When it comes to someone else's life, there's never a "stupid" or "weak" position to take. I was wanted and planned...but my first child wasn't planned, but was still wanted. In this case, Emily wants the child. To me, that alone says enough.
Let me clarify some things... Growing up in a man's body for far too many years of my life, knowing I was transgender and believing I was unable to do anything about it...there are a great number of things I've learned. First and foremost is that to do something that goes against your convictions so strongly as having an abortion or giving up a child for adoption (which I could NEVER do; it hurts like hell that I've been separated from the two my ex-wife brought into this world)...it drives you crazy. It eats at you. And if you have even a little bit of a maternal streak in you, regardless of your reasons, then the thought of killing a child or giving them up is something that will haunt you for the rest of your life.

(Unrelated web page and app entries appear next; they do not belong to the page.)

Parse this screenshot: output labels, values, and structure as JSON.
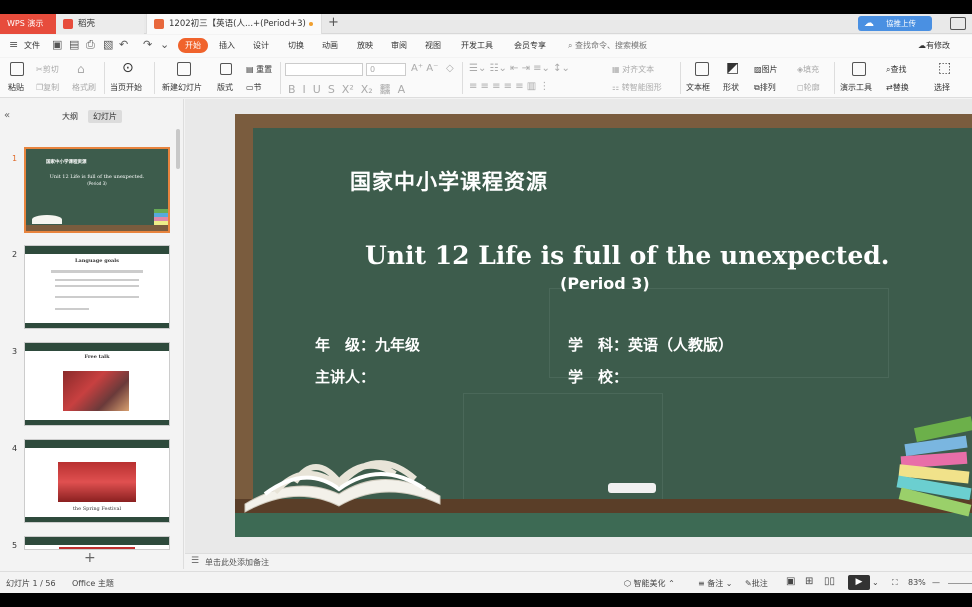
{
  "tabs": {
    "app": "WPS 演示",
    "daoke": "稻壳",
    "doc": "1202初三【英语(人...+(Period+3)",
    "upload": "協推上传"
  },
  "menu": {
    "file": "文件",
    "items": [
      "开始",
      "插入",
      "设计",
      "切换",
      "动画",
      "放映",
      "审阅",
      "视图",
      "开发工具",
      "会员专享"
    ],
    "search": "查找命令、搜索模板",
    "edit_mode": "有修改"
  },
  "ribbon": {
    "paste": "粘贴",
    "cut": "剪切",
    "copy": "复制",
    "format_painter": "格式刷",
    "from_current": "当页开始",
    "new_slide": "新建幻灯片",
    "layout": "版式",
    "section": "节",
    "reset": "重置",
    "font_size": "0",
    "align_text": "对齐文本",
    "convert_smartart": "转智能图形",
    "textbox": "文本框",
    "shape": "形状",
    "picture": "图片",
    "fill": "填充",
    "arrange": "排列",
    "outline": "轮廓",
    "presentation_tools": "演示工具",
    "find": "查找",
    "replace": "替换",
    "select": "选择"
  },
  "left_panel": {
    "tab_outline": "大纲",
    "tab_slides": "幻灯片",
    "thumbs": [
      {
        "num": "1",
        "title": "国家中小学课程资源",
        "sub": "Unit 12 Life is full of the unexpected.",
        "period": "(Period 3)"
      },
      {
        "num": "2",
        "title": "Language goals"
      },
      {
        "num": "3",
        "title": "Free talk"
      },
      {
        "num": "4",
        "title": "the Spring Festival"
      },
      {
        "num": "5",
        "title": ""
      }
    ]
  },
  "slide": {
    "title": "国家中小学课程资源",
    "unit": "Unit 12 Life is full of the unexpected.",
    "period": "(Period 3)",
    "grade": "年　级：九年级",
    "subject": "学　科：英语（人教版）",
    "lecturer": "主讲人：",
    "school": "学　校："
  },
  "notes": "单击此处添加备注",
  "status": {
    "slide_count": "幻灯片 1 / 56",
    "theme": "Office 主题",
    "beautify": "智能美化",
    "notes": "备注",
    "comments": "批注",
    "zoom": "83%"
  },
  "colors": {
    "accent": "#f0632c",
    "board": "#3d5c4c",
    "frame": "#7a5c3e"
  }
}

I had to give up my self-judgments in order to start estrogen. I had to give up comparing myself to others. So in no way is either decision "stupid" or "weak", in my humblest of opinions... Everyone has strength, and every decision requires strength. It isn't a matter of weakness or intelligence... Everything always will come down to a single question.
At the end of the day, if you make this choice, will you be able to live with yourself?
I think it all comes down to circumstances here and you value. What's important the person and they want to accomplish in life.
Given Emily age and wants to achieved she's about the graduate from high school she might be in a good position or a bad position. Again, we don't know what her objectives are in life.
My mother was ( and still is) a drunken and abusive asshole. She has said numerous times that I was an accident. But whatever, I have a fucking awesome dad who loves me. And on an unrelated note: "Having an abortion? Save yourself the trouble and just eat it!" - Insanity Wolf
@WingedReaper777: On your unrelated note: DO NOT EAT MY SANDWICH
On a comic-related unrelated note: THANK YOU for not screwing up "intents and purposes." Every time I see "intensive purposes" or "should of done" it's like my retinas become chalkboards and *skreeeeeeeeeeeeeeeeee*
I favor life, but I don't oppose the free will of rational minds. Emily has the right to do what she wants with her body, and if she wants to raise her baby she can, even if it means she has to make sacrifices.